OTTAWA (CCN)—Despite logistical
challenges and a competing March in Toronto, the 22nd National March for Life
drew thousands to Parliament Hill May 9 to mark the 50th anniversary
of legal abortion in Canada.
The committee in charge of events on Parliament Hill did not permit Campaign Life Coalition, organizers of the March, to use the steps in front of Centre Block as it had in previous years; it did not allow the satellite truck for EWTN to park on the lawn; and it ensured half the lawn was blocked off, making only the west side available. At the far corner of the west lawn, an area was carved out for between 50 and 100 counter-demonstrators.
These changes meant organizers had to set up a riser at the foot of the steps for speakers, making it harder for the crowd estimated at between 6,000 and 20,000 to see the speakers.
But these challenges and the threat of rain did not quell the excitement of the crowd that included eight Catholic bishops: the Papal Nuncio Archbishop Luigi Bonazzi representing Pope Francis, Cardinal Thomas Collins of Toronto, Archbishop Terrence Prendergast of Ottawa, Archbishop Christian Lépine of Montreal; Archbishop-emeritus Brendan O’Brien of Kingston, Bishop Ronald Fabbro of London, Bishop Guy Desrochers, Auxiliary Bishop of Alexandria-Cornwall, and Bishop Bryan Bayda, of the Ukrainian Catholic Eparchy of Saskatoon. Bishop Charlie Masters of the Anglican Network in Canada was also present.
Cardinal Thomas Collins spoke of the “profound preciousness of the gift of life,” that is threatened by abortion in its first stages. “But increasingly, the cold hand of euthanasia is upon our country as well” at the last stages of life, the cardinal said.
He urged people to pray for “those
seeking to follow their consciences and not follow the path that leads to
death,” and for protection for conscience rights not only for medical
professionals but for everyone.
The counter-demonstrators unsuccessfully tried to drown out the speakers at the March by chanting slogans. Police kept them away from the marchers and this year counter-protesters did not block the March and force it to reverse course the way they did last year.
Former Planned Parenthood director Abby Johnson, the subject of a new feature film called Unplanned about her conversion to the pro-life cause, told the media not to be tempted “to give attention to vile protestors and vile signs defending the killing of the most innocent among us.”
“This is the story here,” she said, gesturing to the pro-life crowd. “It is cowardly to support death. It is courageous to support life.”

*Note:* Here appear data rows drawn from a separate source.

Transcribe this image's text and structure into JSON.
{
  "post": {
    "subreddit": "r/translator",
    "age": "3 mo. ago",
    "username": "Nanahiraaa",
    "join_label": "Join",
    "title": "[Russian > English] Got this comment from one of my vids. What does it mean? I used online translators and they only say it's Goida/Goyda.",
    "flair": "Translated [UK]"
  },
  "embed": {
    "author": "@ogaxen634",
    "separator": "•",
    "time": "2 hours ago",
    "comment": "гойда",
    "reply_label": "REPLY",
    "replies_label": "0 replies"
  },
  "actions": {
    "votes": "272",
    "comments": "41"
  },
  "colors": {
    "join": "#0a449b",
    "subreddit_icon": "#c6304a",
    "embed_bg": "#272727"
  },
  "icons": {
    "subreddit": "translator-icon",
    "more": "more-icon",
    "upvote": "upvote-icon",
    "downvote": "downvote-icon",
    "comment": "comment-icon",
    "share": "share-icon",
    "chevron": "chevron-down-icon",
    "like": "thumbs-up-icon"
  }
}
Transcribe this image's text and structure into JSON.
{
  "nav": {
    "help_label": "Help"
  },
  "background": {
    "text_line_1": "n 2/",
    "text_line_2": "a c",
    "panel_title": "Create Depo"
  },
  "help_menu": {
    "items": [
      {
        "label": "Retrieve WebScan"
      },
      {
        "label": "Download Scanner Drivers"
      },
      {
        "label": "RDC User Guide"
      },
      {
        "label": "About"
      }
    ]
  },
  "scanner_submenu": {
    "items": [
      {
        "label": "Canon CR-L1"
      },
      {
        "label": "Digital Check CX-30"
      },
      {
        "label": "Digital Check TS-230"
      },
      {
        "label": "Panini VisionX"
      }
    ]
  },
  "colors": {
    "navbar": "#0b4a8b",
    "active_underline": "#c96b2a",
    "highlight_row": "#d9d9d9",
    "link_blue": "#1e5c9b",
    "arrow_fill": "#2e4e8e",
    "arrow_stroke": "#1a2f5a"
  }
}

“Don’t pay attention to the 100 people over there, when you’ve got 20,000 in front of you,” she said.
“It’s time to stand up to the media who will try to silence us and take away your freedom of speech,” Johnson said.
Canadians are “the most polite people” she has ever met, Johnson said. “You’ve got to stop being so danged polite!”
“Children are being killed, dismembered in their mother’s wombs,” she said. “It’s time to stop cowering to the liberal media and the Liberal Parliament.”
”We need a radical conversion in Canada that is going to start in the churches,” she said. She asked the religious leaders present what they were going to do to make that happen.
“We are waiting for your voice from the pulpits,” Johnson said. “We are waiting for you to lead on this issue.”
Johnson said the scourge of abortion was not going to end in the halls of Parliament, but because people like those demonstrating say, “no more death; no more evil; not on our watch.”
“It is time to stand up; time to fight back; time to break free of the fear that binds us,” Johnson said.
About 15 present and former Members of Parliament on the Hill and at least one Senator.
“Every person has a set of beliefs that informs them where they came from, where they are going and who they are,” said Conservative MP David Anderson, speaking on behalf of the parliamentarians present. “Your beliefs tell you that life is precious and should only end in natural death.”
The pro-life cause includes standing
with women who choose to keep their babies; protecting freedom of conscience; supporting
palliative care and defunding money promoting abortion overseas, Anderson said,
noting the Maternal Health Initiative under the Harper government was a pro-life
initiative aimed at truly improving the health of women and children five and
“We are not called by conscience to condemn others, but to show a love that transcends us,” Anderson said.
He also mentioned his private members’ Bill C-418 defending conscience rights for health professionals that coming up for debate in the House of Commons later this month. It is meant to protect people from threats, intimidation and coercion, he said. Anderson, who is retiring from politics and will not run in the next election, said if his bill does not pass in this Parliament, other MPs will take it up in the next.